  4. Every creator hits a hard spot during any significant undertaking. Take a deep breath, realize your next few weeks (or months) will be spent fixing those elusive bugs which cause your interpreter to crash. Make some progress every day, even when it's really hard.

    Don't give up.

  5. Just give up. Find another goal that excites you, there should be many althoght difficult to spot. 6 years is enough for a project.

  6. About your statement about comments - I write in Ruby mostly and I use a lot of comments. Reason being mostly so that I remember lateron why I used to go that or this way.

    Your side project is not giving you enough fun apparently. It happens sometimes.

    See if you can try to re-arrange it. Perhaps you can make it fun. Or if that fails, perhaps you have to call it quits and move on to projects that are more fun. Avoiding burn-outs is a skill that has to be trained/learned. It took me some failed projects to get somewhat better (I still have some problems with some projects but it's not nearly as bad as it was ~5 years ago).

    PS: ALWAYS be wary of "the big rewrite will fix it all", that killed about 3 projects of mine so far and I still all into that habit.

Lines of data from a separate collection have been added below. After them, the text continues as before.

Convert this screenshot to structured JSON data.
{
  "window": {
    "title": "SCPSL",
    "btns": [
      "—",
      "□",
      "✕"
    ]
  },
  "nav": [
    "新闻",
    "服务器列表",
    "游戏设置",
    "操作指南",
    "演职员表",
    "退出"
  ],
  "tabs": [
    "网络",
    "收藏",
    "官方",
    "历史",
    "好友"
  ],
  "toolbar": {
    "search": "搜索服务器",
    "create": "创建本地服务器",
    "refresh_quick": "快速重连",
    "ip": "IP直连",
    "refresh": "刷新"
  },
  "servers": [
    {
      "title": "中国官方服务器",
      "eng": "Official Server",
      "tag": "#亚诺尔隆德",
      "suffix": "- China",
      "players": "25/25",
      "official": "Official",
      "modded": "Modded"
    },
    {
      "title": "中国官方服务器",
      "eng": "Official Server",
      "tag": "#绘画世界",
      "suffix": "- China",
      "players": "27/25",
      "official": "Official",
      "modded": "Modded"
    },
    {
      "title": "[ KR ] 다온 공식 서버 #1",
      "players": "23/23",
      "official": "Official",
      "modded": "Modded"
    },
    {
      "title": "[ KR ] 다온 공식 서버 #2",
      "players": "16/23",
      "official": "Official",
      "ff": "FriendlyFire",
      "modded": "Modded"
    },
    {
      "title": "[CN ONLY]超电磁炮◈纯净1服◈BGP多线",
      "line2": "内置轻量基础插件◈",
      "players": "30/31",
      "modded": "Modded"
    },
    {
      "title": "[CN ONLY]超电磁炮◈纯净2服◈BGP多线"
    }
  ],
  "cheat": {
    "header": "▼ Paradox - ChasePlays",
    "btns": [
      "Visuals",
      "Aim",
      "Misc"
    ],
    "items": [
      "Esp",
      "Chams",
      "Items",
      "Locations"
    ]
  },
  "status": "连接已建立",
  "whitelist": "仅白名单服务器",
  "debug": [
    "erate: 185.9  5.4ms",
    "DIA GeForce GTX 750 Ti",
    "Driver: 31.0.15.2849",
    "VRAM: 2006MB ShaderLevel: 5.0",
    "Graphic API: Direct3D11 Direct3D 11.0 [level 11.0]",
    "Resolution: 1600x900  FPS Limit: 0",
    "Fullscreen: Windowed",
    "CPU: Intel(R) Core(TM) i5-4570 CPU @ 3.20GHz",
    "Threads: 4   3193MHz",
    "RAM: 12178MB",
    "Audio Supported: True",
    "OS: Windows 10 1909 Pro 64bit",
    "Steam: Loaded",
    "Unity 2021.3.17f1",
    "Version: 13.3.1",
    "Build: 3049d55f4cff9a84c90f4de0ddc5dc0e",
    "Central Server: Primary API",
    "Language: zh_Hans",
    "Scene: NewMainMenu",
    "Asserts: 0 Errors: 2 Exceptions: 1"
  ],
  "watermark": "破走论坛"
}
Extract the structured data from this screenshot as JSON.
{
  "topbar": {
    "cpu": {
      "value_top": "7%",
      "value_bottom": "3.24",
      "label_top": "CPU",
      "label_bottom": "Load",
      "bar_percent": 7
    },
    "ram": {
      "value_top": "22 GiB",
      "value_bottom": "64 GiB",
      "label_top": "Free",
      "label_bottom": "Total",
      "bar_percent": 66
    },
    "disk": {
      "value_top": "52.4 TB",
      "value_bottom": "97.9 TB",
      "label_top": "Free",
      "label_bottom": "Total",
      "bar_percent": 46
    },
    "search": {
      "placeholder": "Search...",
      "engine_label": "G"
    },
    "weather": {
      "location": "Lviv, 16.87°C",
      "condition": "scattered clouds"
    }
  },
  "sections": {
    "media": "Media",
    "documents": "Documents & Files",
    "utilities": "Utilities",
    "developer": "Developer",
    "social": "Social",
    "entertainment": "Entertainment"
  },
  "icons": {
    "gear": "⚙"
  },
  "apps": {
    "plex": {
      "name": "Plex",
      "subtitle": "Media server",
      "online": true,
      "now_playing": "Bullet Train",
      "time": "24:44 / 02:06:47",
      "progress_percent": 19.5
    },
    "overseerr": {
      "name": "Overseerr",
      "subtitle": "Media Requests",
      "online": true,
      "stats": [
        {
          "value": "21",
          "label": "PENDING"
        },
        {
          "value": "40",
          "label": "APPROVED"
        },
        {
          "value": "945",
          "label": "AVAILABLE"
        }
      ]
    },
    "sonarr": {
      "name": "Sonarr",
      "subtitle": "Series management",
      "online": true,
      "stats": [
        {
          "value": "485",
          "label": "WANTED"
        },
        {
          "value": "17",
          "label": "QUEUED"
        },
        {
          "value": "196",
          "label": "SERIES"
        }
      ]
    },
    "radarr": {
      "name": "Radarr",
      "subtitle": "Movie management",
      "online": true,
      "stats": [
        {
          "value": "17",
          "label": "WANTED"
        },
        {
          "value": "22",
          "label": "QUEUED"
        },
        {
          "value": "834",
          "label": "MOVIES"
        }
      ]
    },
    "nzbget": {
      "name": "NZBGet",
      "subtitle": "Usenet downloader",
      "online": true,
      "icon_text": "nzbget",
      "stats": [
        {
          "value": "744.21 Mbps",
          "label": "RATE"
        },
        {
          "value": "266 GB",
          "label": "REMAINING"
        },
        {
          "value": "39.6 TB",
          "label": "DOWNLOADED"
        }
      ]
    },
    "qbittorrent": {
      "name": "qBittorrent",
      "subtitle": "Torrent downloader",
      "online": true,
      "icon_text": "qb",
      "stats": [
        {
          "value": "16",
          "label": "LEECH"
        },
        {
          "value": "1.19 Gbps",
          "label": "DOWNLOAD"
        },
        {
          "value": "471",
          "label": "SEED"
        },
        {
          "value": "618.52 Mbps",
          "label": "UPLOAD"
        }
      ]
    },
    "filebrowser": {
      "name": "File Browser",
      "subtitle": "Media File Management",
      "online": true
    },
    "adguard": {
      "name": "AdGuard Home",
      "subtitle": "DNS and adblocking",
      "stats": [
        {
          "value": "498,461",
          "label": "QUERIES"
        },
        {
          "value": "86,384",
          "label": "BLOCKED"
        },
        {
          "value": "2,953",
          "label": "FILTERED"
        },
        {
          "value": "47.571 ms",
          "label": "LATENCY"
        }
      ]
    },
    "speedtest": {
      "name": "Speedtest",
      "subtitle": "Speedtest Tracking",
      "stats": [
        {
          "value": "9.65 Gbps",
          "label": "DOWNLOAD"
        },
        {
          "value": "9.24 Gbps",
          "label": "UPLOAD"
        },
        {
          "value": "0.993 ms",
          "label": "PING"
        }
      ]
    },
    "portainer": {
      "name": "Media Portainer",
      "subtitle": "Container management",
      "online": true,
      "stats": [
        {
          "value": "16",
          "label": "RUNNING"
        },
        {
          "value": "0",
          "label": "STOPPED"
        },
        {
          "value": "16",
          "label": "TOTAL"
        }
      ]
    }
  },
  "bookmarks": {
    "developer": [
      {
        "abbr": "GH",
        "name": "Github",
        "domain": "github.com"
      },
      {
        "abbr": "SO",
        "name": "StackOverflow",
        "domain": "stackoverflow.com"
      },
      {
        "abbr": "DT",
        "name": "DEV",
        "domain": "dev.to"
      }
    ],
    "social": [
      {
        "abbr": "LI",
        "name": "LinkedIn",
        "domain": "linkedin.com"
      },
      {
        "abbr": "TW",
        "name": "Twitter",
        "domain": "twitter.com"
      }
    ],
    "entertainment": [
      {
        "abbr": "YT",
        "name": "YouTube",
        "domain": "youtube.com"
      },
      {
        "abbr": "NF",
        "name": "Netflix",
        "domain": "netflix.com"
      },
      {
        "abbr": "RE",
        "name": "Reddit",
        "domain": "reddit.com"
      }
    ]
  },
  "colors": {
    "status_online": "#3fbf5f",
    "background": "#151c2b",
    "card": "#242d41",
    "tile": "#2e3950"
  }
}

  7. Take a vacation, at least one month to do (code) whatever other things. You may have more fun when you get back.

  8. Man I've started like 6 projects in the last few years and I only half finished a couple. Don't worry, with the programming that you do at your free time the road is more important than the destination. Find a maintainer for your project (ask the people that sends you PRs) and try another thing maybe in a new language (I'm in love with D right now, trough I'm also hearing the call of Nim).

  9. Read some Kahneman and Tversk; Overconfidence effect - you didn't get worse, you got better. But your ability to honestly evaluate your ability caught up with you at a faster pace than you skills improved.

  10. Hello! I would just like to point out that it's really amazing you had the grit and determination to stick with your project for six years. You have no clue how many projects I've abandoned after just a few days or weeks.

    You're a little burned out and there's many ways out -- other commenters have talked about this. But to me, what stuck out is your stick-to-it-iveness! A rare quality among developers and one you should count among your strengths.

  11. leave the project for as long as it takes. do something different. and when that fire returns, start hacking on Lily again.